On the other hand, there are possible health concerns linked with artificial sweeteners.
Critics of artificial sweeteners claim that they cause a variety of health problems, like cancer. This comes from research done in the 1970s that linked artificial sweeteners saccharin to bladder cancer in laboratory rats. But according to the National Cancer Institute, there is no scientific evidence that any approved artificial sweeteners in the United States cause cancer or other serious health problems.
Studies have also confirmed that artificial sweeteners are generally safe in limited quantities. To reassure you, the FDA must review and approve any food additive, including artificial sweeteners, before it becomes available for sale. The agency has established an acceptable daily intake for each artificial sweetener.
When choosing sugar substitutes, don’t forget that they should be used only in moderation. Yes, they can help with weight management, but they may still contain calories.

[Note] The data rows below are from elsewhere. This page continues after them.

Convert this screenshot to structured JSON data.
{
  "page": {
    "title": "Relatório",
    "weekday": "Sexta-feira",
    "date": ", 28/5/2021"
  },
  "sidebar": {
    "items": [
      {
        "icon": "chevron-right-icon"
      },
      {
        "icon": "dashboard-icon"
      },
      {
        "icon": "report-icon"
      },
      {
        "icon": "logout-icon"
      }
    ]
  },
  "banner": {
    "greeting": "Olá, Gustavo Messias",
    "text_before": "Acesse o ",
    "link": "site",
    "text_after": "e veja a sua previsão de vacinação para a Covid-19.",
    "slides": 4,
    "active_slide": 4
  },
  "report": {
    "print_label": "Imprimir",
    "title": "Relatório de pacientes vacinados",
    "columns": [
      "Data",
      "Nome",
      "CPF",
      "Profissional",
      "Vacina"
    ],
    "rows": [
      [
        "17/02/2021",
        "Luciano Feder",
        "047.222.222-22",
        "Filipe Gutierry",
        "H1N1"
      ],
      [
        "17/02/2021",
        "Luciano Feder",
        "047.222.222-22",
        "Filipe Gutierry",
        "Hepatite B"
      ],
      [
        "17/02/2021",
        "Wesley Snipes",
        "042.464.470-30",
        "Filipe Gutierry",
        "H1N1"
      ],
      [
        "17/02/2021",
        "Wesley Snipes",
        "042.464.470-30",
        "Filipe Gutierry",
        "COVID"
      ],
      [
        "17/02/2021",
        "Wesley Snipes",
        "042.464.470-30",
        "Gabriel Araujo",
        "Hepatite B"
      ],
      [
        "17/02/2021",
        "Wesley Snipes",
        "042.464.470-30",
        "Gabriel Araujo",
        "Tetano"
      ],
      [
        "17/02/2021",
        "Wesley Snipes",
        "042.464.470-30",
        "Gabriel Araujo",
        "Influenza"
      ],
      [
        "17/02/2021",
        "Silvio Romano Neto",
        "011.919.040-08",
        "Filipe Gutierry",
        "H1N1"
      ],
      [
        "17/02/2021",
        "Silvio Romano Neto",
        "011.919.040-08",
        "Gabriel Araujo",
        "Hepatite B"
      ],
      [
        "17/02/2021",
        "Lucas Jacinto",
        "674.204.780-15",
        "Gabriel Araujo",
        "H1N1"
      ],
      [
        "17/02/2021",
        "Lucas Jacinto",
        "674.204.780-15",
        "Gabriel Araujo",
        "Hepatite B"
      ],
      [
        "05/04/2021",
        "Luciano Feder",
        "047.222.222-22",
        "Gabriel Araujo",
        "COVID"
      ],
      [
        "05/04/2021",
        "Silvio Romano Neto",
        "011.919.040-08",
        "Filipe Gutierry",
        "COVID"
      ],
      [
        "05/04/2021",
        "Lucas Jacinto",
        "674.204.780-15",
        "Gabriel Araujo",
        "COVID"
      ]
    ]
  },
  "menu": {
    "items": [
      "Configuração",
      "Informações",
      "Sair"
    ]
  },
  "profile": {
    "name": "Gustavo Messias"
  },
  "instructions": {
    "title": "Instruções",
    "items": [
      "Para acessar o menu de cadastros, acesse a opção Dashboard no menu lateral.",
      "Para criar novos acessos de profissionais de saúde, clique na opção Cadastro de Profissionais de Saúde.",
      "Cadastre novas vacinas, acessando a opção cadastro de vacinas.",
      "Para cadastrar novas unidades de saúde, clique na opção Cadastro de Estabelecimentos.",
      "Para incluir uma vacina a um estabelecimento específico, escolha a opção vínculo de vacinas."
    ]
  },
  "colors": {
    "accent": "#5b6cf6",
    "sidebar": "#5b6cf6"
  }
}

You should also keep in mind that processed foods often contain sugar substitutes and don’t offer the same health benefits as whole foods, such as fruits and vegetables.
Why is sugar so addictive?
Much research has come up showing that excess sugar could be as addictive as some street drugs and have similar effects on the brain.
When you eat sugar there is a release of opioids and dopamine in your body. That is the link between sugar and addictive behavior. This is because dopamine is a neurotransmitter that plays a big part in gaining addictive behaviors. This mechanism consists in experiencing a certain behavior that causes a release of dopamine associated with the feeling of a pleasurable “high”, which makes you inclined to re-experience it and so repeat the behavior.
When you eat a candy bar, its containing sugar turns into glucose in your bloodstream. Then, your blood sugar levels spike. What happens after is that your body moves the glucose out of the bloodstream and into your cells for energy. In the meanwhile, your pancreas makes insulin which results in a drop in your blood sugar levels. The rapid change in blood sugar levels makes you feel eager for more sweets and the “high” that comes with it.
The World Health Organization advises people to reduce their intake of “free sugars” to less than 10 percent of daily calories. By doing this, you can lower the risk of becoming overweight or experiencing tooth decay. To clarify, “free sugars” include both natural sugars that you can find in honey and fruit, and processed sugars that are added to foods and drinks.
The bottom line:
Sugar can have more impact on your health than you might have thought. Hopefully, you understand the addiction mechanism of sugar and you don’t feel bad about loving it and craving it. We all do! Simply, make sure you include it in your diet in a balanced way and consider some sugar substitutes as healthier alternatives.